(Exercise goal)
Find the string "text" in the data, then copy every line where it is found.

(Input material)
----------------------------------------
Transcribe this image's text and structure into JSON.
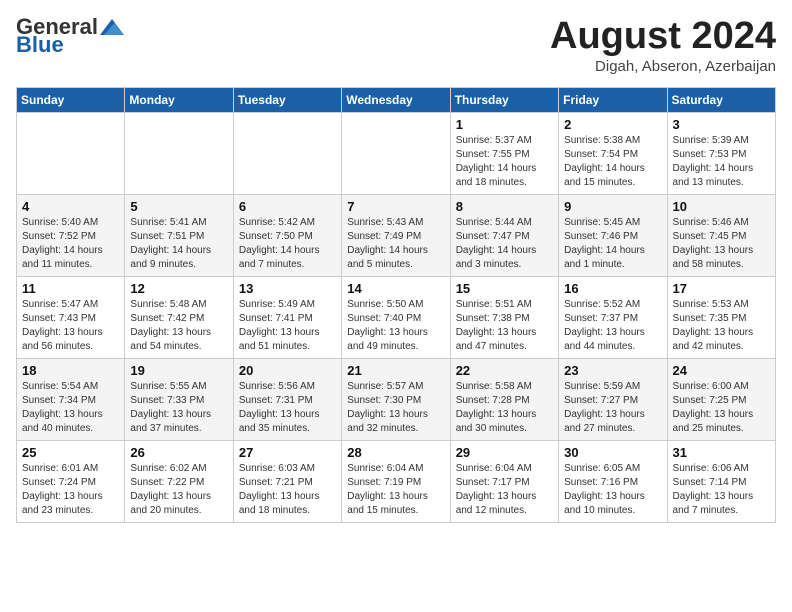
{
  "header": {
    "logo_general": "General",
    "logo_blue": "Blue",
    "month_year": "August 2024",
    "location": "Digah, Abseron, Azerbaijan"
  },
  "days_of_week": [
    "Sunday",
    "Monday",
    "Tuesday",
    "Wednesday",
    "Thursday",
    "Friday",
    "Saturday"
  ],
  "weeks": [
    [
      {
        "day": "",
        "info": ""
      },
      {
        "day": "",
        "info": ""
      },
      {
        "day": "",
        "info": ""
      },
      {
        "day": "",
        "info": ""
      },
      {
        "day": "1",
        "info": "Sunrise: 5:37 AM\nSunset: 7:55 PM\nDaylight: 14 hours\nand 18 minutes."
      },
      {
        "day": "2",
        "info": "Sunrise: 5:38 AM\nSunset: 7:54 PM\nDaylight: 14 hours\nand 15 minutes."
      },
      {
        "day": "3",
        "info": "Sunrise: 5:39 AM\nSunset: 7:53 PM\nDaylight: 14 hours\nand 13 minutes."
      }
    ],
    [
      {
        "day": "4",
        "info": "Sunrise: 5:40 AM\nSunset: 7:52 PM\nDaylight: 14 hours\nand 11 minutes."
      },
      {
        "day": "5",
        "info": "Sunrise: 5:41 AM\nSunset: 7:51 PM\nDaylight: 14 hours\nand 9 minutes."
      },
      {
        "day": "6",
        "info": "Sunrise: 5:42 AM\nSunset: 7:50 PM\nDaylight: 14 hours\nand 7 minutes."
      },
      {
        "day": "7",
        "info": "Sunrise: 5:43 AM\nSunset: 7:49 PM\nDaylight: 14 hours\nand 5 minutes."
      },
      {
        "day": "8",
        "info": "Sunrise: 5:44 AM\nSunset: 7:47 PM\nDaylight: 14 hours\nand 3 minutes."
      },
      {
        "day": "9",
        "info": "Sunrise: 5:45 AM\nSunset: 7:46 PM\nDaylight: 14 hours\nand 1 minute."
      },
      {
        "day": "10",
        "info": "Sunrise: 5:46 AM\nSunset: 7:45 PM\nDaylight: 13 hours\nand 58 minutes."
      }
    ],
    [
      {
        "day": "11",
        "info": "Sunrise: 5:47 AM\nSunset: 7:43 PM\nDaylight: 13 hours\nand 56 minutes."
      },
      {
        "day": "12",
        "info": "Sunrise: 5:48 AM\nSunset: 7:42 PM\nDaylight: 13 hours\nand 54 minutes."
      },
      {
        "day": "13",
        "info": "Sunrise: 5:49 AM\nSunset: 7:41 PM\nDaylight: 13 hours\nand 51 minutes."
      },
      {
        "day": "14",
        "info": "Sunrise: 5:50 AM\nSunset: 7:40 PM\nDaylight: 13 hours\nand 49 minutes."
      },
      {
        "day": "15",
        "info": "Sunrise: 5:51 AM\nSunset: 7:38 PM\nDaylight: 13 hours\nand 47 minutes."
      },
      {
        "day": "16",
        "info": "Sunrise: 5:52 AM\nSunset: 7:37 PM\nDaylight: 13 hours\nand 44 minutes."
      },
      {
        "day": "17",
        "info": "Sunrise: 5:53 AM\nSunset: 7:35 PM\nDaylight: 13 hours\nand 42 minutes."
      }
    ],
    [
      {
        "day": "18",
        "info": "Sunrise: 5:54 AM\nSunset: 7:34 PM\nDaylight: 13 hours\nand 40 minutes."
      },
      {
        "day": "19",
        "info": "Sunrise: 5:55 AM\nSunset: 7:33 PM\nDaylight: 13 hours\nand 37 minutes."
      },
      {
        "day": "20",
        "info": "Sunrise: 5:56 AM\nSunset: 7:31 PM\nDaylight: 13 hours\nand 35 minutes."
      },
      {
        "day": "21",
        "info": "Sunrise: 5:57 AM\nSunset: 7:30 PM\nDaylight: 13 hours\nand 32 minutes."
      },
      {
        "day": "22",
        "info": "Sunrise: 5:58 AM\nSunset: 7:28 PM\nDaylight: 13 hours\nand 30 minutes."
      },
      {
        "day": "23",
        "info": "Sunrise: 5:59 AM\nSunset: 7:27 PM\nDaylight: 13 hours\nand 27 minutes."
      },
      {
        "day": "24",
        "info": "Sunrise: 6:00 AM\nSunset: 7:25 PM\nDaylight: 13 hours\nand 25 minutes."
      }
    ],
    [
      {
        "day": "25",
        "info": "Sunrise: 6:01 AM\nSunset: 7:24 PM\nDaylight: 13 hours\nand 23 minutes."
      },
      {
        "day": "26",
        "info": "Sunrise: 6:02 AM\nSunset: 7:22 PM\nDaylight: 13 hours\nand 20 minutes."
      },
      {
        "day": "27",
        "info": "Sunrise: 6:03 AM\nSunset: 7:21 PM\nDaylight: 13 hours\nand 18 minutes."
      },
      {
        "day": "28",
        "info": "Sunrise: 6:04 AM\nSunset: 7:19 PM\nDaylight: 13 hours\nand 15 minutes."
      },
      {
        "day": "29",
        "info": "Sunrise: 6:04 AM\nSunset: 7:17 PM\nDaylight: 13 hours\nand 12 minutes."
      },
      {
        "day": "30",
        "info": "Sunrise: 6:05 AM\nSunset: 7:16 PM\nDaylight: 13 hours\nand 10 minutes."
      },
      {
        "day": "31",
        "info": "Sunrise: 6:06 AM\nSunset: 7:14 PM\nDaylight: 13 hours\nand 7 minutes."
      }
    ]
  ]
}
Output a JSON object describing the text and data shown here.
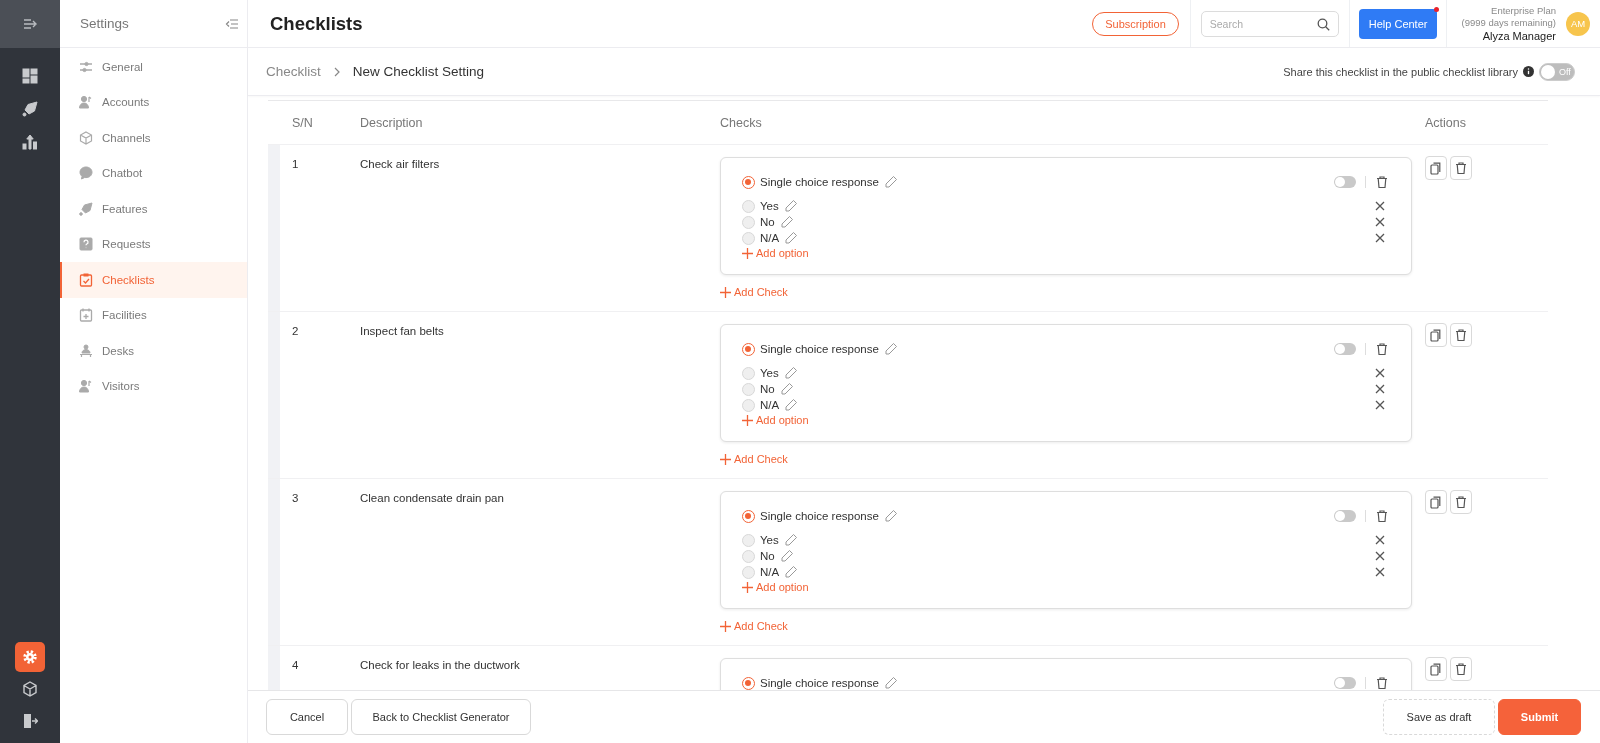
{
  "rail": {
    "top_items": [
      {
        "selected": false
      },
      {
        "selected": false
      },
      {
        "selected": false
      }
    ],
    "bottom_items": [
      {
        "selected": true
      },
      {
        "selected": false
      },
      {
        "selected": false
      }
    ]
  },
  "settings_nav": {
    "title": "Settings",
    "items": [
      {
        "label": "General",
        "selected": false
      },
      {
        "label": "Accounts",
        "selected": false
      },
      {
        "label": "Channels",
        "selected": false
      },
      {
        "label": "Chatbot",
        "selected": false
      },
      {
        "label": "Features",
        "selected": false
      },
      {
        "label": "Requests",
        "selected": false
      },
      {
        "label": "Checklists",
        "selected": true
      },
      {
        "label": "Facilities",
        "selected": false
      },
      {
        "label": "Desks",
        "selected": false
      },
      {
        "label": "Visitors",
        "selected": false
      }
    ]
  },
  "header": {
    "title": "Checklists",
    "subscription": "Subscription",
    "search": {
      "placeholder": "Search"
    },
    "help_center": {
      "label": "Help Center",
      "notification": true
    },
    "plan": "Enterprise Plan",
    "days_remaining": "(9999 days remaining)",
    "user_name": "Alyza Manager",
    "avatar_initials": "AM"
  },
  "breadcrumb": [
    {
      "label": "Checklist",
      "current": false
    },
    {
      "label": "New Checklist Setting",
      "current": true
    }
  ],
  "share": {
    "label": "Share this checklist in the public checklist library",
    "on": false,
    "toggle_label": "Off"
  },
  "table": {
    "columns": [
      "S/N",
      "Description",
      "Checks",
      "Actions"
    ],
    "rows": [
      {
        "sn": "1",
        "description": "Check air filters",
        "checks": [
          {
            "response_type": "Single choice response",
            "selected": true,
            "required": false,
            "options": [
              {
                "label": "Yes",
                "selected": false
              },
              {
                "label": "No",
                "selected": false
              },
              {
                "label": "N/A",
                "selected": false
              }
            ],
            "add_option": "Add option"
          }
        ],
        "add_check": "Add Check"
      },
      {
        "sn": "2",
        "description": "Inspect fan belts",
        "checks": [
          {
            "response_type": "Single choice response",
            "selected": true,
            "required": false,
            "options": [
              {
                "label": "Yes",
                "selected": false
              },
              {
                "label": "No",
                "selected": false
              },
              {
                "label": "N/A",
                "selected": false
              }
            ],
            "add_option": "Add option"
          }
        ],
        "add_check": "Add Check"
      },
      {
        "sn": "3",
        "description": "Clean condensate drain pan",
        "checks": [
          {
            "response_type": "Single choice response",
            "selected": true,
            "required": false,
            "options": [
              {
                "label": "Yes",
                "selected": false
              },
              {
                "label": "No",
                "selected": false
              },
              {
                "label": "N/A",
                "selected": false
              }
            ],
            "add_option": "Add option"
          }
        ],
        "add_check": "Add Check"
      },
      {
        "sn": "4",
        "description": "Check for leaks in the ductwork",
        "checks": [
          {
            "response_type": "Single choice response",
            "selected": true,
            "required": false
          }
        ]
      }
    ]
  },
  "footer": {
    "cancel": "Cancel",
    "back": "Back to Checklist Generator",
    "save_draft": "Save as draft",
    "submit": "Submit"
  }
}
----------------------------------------
(Task solution)
Transcribe this image's text and structure into JSON.
Output a JSON object describing the text and data shown here.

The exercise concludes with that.